“Taking a look and thinking about what the opportunities are within your municipal code that you can enforce makes it easier to do business,” Hulsebosch said. “Being predictable and enforcing the boundaries that are in your existing ordinances actually makes it easy [for customers] to predict how they should do business with you.”
6. Make Yourself Accessible
Similar to his points about knowing customers and keeping them satisfied, Hulsebosch emphasized the efficacy of customer assistance programs that let ratepayers know that utilities want to make it easy for them to pay their bills on time.
“Making it easy for your call center agents or your billing and collection folks to follow up with customers … is really helpful, because not everyone knows about [customer assistance programs],” he said. “Then, once you interface with the customer who has some payment challenges, make sure it’s easy for that customer assistance program to pay on their behalf.”
Hulsebosch also emphasized the importance of reducing the number of delinquent customers.
“This is one that can become a real challenge if you don’t have a dashboard showing what percentage of your customers are latepaying,” he said. “Keeping an eye on all of those [delinquent] customers and trying to use the appropriate mechanisms to move people off that late-pay list is really important.”
But Hulsebosch’s parting advice to attendees was an amendment to his six-part list as a whole.
“Don’t fight everything off at once,” he said. “This is a roadmap. This is a multiyear process, but hopefully this will help you think through some tactics and plans to improve your payment performance.”

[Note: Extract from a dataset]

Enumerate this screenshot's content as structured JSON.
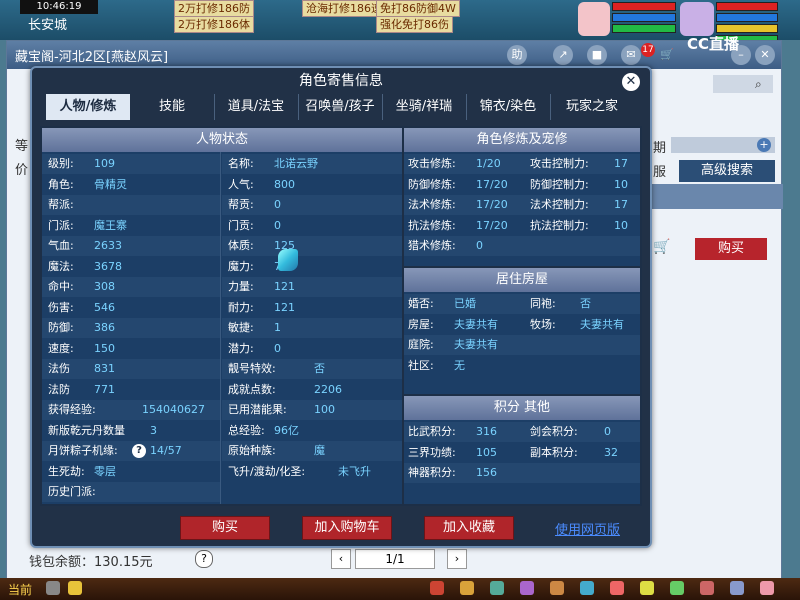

About The Author
Peter Chawaga is the associate editor for Water Online. He creates and manages engaging and relevant content on a variety of water and wastewater industry topics. Chawaga has worked as a reporter and editor in newsrooms throughout the country and holds a Bachelor’s degree in English and a minor in Journalism. He can be reached at firstname.lastname@example.org.